    For Machiavelli, the honorable is that which gives a man distinction or which makes him great and resplendent. Hence extraordinary virtue rather than ordinary virtue is honorable. To possess extraordinary virtue and to be aware of one's possessing it is more honorable than merely to possess it. To have a sense of one's superior worth and to act in accordance with that sense is honorable. Hence it is honorable to rely on oneself and to be frank when frankness is dangerous. To show signs of weakness or to refuse to fight is dishonorable. To make open war against a prince is more honorable than to conspire against him. To lose by fighting is more honorable than to lose in any other way. To die fighting is more honorable than to perish through famine. (20) Although Machiavelli was outstanding in stressing dissimulation and even brutality, he was entirely with his contemporaries in seeing honour, glory and fame as the prince's ultimate goal. (21)

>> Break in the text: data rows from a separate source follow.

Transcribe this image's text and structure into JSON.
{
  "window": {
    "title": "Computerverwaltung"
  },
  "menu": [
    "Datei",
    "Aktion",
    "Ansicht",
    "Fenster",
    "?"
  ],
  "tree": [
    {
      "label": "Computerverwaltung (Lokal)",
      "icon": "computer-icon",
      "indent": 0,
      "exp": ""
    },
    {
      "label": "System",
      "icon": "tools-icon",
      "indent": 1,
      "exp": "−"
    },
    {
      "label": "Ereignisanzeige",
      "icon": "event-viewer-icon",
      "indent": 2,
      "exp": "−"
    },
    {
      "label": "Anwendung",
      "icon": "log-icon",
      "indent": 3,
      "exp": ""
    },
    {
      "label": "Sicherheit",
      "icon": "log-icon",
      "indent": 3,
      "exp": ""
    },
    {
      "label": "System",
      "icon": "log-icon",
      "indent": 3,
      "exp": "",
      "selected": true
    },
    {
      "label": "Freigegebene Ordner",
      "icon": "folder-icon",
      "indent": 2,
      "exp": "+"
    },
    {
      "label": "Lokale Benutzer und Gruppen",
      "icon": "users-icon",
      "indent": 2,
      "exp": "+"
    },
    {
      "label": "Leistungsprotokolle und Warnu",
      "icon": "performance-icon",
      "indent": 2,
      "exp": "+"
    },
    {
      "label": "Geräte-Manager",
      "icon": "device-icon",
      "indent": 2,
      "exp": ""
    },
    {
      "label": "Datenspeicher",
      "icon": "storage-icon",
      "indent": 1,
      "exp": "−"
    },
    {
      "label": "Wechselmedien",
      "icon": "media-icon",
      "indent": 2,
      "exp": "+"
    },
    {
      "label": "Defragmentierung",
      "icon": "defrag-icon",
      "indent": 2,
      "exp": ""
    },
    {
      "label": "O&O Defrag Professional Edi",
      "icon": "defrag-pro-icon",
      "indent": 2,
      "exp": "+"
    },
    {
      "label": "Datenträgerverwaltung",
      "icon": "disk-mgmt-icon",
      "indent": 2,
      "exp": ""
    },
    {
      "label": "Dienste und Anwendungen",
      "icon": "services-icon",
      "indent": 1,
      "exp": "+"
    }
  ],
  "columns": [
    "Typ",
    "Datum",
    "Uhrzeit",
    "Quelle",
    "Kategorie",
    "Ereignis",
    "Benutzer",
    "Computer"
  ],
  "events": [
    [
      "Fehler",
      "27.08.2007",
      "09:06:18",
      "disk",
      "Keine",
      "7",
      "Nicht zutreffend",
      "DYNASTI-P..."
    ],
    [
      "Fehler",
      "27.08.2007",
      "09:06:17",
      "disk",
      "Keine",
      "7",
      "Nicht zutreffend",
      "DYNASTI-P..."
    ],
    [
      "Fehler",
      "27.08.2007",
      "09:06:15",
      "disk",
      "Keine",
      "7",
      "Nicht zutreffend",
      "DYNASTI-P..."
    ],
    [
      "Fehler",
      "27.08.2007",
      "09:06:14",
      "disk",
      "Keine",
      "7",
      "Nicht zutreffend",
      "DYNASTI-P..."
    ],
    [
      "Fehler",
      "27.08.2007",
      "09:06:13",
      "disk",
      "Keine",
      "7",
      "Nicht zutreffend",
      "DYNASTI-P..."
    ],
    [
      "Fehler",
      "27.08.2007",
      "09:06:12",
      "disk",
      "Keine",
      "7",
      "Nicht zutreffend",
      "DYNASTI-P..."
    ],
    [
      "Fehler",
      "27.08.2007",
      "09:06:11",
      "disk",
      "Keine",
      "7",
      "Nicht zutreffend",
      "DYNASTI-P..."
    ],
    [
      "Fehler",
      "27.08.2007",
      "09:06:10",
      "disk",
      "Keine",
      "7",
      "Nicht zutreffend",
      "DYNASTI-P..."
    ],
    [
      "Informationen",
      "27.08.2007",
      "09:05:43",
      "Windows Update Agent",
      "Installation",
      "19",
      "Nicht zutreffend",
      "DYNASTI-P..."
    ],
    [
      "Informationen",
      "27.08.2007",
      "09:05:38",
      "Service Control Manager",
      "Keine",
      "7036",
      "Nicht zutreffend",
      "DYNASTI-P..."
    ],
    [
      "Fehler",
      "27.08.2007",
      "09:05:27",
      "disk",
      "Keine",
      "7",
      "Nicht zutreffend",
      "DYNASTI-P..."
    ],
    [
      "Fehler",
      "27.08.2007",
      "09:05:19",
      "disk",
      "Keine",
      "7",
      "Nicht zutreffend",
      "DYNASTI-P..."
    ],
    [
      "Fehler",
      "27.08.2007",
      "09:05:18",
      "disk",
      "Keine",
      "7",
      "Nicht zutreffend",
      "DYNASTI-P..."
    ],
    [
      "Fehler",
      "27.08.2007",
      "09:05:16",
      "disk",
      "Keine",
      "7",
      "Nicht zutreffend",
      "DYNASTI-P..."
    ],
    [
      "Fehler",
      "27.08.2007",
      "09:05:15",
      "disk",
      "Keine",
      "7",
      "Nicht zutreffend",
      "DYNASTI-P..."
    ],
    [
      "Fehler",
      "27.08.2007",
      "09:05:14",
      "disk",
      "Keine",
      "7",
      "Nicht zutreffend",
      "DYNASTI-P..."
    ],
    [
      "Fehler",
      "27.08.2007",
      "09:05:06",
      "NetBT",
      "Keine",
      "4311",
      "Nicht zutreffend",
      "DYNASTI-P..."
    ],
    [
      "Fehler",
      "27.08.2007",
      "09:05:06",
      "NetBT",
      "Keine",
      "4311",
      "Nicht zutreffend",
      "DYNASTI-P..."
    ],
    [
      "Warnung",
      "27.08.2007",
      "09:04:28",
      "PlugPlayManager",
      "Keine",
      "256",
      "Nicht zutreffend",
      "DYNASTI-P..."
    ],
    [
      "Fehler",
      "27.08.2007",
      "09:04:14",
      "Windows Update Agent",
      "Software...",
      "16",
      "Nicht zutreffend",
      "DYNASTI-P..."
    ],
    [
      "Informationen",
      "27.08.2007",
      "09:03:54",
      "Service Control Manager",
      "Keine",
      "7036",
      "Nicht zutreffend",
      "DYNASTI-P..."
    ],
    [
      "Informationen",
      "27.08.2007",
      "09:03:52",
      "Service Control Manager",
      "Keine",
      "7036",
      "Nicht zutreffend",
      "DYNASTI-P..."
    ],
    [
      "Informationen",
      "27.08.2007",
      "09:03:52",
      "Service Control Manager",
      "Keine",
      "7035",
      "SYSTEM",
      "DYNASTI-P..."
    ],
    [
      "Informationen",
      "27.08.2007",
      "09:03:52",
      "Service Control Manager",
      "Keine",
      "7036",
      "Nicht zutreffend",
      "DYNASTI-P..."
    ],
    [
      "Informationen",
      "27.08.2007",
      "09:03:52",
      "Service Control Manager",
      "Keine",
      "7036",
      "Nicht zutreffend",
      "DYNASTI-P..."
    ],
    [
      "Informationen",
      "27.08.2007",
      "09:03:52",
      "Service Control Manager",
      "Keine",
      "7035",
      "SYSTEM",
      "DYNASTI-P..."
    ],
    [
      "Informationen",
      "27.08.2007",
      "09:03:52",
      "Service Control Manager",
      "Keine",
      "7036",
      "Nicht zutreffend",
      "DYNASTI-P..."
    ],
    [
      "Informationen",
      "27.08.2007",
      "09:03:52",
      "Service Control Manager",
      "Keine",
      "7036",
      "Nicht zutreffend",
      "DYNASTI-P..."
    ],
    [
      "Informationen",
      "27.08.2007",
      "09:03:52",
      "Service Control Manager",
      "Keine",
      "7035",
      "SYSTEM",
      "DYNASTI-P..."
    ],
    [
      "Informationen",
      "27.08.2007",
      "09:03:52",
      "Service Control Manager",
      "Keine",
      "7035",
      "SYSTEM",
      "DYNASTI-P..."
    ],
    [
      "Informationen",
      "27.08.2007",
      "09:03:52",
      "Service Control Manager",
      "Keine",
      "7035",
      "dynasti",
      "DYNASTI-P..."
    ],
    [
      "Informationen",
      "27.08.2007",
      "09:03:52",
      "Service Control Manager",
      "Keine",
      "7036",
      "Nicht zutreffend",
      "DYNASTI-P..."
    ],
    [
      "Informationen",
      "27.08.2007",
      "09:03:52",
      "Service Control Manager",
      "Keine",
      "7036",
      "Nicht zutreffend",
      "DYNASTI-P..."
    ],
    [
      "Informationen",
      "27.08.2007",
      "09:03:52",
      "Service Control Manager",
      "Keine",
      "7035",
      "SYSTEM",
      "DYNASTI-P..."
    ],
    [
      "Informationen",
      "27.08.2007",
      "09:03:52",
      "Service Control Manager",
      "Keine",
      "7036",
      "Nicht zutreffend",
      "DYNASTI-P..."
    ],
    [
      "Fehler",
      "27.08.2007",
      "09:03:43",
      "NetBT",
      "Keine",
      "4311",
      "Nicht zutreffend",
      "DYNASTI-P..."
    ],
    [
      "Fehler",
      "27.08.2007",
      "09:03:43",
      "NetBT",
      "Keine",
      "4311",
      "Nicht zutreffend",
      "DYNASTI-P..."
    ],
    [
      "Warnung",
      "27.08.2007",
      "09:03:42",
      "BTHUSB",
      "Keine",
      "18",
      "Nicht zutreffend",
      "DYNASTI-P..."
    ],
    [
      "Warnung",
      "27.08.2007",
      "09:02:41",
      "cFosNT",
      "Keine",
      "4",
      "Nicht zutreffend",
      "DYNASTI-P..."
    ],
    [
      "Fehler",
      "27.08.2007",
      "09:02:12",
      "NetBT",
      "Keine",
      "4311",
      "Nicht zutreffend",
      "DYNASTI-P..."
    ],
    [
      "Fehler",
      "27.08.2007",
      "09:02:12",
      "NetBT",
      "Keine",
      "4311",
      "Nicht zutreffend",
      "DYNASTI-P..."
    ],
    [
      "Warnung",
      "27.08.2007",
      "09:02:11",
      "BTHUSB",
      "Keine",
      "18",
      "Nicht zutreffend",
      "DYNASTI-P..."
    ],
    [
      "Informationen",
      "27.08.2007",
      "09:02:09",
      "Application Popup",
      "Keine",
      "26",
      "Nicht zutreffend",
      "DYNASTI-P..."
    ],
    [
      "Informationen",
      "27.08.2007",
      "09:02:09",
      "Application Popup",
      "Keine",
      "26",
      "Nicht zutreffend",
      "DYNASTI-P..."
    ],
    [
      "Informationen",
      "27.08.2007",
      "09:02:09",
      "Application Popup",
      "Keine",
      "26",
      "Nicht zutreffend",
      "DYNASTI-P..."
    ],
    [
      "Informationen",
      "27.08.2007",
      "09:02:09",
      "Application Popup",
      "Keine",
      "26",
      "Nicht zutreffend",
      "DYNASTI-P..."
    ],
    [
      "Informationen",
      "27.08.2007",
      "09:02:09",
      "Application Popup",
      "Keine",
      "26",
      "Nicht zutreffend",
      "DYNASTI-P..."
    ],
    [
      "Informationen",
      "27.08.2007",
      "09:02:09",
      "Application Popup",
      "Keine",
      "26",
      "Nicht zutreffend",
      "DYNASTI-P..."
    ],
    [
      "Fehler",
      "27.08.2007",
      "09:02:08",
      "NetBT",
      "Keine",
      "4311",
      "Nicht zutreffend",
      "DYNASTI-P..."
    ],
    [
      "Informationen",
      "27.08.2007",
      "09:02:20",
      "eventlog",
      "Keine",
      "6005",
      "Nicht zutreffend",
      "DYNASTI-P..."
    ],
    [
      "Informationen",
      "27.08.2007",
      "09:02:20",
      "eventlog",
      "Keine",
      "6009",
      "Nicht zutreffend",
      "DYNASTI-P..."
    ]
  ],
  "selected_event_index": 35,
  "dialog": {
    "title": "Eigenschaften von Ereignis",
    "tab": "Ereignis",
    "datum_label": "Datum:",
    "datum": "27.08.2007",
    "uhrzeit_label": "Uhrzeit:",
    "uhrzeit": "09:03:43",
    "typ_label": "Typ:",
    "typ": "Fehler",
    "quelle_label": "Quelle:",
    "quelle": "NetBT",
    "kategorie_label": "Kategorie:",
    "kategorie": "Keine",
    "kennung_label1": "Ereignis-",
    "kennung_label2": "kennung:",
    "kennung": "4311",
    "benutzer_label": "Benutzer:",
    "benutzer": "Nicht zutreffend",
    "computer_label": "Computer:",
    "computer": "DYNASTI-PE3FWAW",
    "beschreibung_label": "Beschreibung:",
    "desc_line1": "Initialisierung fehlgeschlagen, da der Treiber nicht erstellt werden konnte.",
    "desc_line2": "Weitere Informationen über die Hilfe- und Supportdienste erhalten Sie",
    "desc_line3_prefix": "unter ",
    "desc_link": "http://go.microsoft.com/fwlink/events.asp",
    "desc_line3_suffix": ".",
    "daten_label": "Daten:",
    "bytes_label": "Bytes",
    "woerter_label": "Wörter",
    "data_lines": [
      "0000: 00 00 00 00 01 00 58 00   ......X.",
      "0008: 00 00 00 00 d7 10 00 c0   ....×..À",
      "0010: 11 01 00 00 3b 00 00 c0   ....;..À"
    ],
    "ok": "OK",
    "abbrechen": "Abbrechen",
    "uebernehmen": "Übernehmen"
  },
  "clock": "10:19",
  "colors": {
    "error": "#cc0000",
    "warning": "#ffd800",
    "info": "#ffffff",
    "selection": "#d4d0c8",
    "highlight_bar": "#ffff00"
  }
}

    The image of the "gentleman," including the cult of honour, was a Renaissance icon. (22) Italian historian and statesman Francesco Guicciardini (1483-1540) included many references to honour, good name, reputation, dignity, greatness, glory and fame in his celebrated Ricordi composed over the years from 1512 to 1530. (23) The emphasis on honour was also natural for Emperor Charles V who was steeped in chivalry as Grand Master of the Burgundian Order of the Golden Fleece. When chided for failing to follow Julius Caesar in fully exploiting victories, Charles replied: "The ancients had only one goal before their eyes, honor. We Christians have two, honor and the salvation of the soul." (24) In entrusting Spain to his son Philip II, Charles advised (1543) Philip "to take as examples all those who have made good their want in age and experience by their courage and zeal in the pursuit of honour" and to study as "the only means by which you will gain honour and reputation." (25)

    Some years later, French...

To continue reading